    (Creighton University, 2024-05-09) Uram, Jamie
    Purpose: To implement a noninvasive respiratory support protocol, standards of practice, and an alternative, effective noninvasive respiratory support system for extremely premature neonates after birth and extubation to improve noninvasive respiratory support success. Background: Noninvasive respiratory support failure causes increased incidences of intubation, prolonged durations of invasive mechanical ventilation (IMV) usage, and poor outcomes. Improving provisions of noninvasive respiratory support decreases morbidities and mortality in this population. Sample/Setting: Extremely premature neonates born at less than 29 0/7 weeks gestational age managed in a Midwest level III NICU from May 2023 through January 2024. Methods: The implemented noninvasive respiratory support system offered the ability to follow a protocol which prioritized utilizing an occlusive mask and the Nasal Intermittent Positive Pressure Ventilation (NIPPV) noninvasive mode. The changes were implemented in the included neonates (n=14) after birth and after any extubation and outcomes were followed for 10 days after. Five neonates did not exclusively utilize the implemented noninvasive respiratory support system so a separate cohort of neonates (n=9) which did were stratified. Results: Significantly more neonates only required intubation for surfactant administration and IMV use less than 24 hours when exclusive utilization of the new noninvasive respiratory support occurred (t(8)=2.53, p<0.05). The number of intubations were significantly lower (t(13)=1.88, p<0.05; t(8)=2.45, p<0.05) even though rates of unplanned extubations were similar.
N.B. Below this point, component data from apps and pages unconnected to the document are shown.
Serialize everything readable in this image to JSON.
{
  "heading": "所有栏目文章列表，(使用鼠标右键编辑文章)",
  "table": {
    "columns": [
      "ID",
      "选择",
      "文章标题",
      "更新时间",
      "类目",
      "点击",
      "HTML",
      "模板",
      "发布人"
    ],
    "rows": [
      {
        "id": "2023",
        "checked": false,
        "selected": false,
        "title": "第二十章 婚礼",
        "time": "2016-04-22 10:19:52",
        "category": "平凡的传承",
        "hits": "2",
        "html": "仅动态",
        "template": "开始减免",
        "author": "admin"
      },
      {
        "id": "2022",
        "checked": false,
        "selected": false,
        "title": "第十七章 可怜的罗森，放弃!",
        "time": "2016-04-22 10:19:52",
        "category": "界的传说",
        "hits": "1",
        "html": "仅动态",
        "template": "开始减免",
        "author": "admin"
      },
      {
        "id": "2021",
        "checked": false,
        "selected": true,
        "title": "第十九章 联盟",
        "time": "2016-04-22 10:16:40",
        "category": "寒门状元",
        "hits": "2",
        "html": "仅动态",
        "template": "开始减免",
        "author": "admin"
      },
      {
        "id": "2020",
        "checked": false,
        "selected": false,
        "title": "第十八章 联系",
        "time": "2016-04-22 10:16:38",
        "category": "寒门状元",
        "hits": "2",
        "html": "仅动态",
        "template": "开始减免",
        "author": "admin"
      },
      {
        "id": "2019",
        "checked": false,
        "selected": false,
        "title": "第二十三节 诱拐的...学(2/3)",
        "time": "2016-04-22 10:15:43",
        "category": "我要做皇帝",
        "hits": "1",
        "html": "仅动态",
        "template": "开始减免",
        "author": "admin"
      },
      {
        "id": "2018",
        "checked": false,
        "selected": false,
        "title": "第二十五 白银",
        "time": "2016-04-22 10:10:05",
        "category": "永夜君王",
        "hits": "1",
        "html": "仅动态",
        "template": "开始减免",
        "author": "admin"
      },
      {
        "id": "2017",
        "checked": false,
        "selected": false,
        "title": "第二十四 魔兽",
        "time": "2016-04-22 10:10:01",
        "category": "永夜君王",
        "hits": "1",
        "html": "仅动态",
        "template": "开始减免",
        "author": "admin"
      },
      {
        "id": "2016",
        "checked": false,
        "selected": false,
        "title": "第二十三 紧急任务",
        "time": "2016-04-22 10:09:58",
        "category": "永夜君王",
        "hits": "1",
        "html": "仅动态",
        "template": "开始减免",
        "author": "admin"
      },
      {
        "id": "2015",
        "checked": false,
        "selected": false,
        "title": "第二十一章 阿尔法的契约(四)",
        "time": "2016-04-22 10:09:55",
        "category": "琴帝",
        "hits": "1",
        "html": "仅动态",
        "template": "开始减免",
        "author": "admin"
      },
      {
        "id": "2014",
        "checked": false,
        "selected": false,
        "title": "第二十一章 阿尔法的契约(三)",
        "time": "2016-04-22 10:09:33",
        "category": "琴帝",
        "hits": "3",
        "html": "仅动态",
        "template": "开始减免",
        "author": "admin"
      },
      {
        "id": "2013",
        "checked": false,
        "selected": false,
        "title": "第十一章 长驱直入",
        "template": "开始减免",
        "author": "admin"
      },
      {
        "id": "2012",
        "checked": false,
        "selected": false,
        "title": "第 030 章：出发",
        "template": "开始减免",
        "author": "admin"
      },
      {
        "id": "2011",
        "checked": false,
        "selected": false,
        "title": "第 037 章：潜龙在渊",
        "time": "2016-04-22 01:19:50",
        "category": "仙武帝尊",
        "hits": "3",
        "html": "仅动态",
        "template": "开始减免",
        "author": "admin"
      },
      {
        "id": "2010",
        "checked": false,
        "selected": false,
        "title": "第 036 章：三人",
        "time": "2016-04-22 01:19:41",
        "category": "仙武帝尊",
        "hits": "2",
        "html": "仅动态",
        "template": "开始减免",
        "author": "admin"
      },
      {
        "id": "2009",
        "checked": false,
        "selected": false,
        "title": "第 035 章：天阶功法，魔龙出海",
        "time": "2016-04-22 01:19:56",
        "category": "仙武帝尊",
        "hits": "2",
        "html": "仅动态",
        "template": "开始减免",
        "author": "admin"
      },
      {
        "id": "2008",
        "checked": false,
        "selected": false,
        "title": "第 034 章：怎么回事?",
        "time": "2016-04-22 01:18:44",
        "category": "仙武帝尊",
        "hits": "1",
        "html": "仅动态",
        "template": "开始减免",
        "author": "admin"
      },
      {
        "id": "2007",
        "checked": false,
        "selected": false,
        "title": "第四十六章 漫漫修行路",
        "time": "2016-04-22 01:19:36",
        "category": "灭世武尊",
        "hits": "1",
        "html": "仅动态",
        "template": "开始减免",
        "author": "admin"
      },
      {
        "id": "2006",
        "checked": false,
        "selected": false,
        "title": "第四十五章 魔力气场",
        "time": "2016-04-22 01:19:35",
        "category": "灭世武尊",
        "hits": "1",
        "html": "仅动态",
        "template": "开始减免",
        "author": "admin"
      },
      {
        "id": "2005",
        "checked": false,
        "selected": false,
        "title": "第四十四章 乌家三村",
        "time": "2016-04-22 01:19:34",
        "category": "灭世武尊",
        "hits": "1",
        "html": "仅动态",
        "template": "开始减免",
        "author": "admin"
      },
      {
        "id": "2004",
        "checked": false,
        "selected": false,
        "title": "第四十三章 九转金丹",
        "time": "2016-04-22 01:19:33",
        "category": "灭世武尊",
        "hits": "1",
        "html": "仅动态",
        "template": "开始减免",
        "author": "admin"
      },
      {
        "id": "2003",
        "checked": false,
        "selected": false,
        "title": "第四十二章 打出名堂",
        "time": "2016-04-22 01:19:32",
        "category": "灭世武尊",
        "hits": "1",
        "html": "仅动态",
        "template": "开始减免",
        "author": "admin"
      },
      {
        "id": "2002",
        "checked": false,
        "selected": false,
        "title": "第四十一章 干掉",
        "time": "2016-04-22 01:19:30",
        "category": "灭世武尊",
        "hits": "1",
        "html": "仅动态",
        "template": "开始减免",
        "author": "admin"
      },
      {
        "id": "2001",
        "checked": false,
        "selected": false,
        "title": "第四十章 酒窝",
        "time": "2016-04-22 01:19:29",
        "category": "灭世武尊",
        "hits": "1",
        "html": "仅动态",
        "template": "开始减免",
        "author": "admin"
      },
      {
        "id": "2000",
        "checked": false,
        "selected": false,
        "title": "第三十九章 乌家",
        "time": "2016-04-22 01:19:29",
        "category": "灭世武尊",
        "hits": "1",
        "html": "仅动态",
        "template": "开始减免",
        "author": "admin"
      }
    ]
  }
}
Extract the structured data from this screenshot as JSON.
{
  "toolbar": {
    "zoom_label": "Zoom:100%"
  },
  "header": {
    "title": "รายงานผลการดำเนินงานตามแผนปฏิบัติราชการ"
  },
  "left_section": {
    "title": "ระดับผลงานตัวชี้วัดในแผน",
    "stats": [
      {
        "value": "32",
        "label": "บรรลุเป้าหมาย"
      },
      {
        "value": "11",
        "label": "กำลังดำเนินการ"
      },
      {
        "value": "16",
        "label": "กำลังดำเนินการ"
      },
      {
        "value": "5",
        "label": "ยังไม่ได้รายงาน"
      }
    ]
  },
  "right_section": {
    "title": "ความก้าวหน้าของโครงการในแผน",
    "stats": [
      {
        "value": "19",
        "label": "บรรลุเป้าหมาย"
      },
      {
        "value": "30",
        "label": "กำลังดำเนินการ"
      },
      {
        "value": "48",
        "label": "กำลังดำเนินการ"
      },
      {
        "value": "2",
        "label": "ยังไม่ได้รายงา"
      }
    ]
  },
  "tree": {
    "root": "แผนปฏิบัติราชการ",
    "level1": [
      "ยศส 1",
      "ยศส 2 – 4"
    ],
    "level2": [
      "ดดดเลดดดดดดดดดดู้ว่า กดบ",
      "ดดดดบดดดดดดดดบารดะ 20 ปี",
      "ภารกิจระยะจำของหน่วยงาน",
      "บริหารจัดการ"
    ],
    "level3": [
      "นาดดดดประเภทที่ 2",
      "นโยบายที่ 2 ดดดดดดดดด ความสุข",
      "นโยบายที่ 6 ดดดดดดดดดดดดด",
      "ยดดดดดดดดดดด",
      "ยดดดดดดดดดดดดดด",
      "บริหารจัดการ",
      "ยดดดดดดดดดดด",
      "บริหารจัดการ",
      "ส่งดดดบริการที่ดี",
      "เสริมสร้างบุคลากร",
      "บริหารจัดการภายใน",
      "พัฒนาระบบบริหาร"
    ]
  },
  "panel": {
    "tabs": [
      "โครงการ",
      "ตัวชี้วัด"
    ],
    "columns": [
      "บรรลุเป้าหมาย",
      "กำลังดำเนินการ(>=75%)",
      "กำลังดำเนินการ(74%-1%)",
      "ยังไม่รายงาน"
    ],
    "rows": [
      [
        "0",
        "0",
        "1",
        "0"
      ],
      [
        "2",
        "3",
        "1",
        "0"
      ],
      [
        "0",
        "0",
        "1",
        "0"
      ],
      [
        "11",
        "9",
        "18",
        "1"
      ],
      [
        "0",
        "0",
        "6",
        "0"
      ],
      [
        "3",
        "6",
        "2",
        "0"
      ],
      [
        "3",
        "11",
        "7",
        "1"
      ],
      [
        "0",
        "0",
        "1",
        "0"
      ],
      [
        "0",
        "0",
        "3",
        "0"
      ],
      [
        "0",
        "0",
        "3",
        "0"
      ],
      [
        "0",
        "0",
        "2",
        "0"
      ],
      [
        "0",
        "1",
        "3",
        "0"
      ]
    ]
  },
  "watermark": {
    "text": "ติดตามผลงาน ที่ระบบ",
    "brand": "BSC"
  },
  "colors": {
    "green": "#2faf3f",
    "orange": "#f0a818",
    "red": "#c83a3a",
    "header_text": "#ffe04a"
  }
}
Rates of noninvasive success after birth and after initial extubation attempts were significantly higher post-implementation (t(13)=2.48, p<0.05; t(8)=2.29, p<0.05) with lower cumulative durations of IMV usage post-implementation. Conclusion: The outcomes of neonates utilizing the implemented changes to noninvasive respiratory support provisions were shown to be effective in improving noninvasive success and providers moved to full adoption of the system. This project could serve as model to improve noninvasive success in extremely premature neonates and decrease associated morbidities.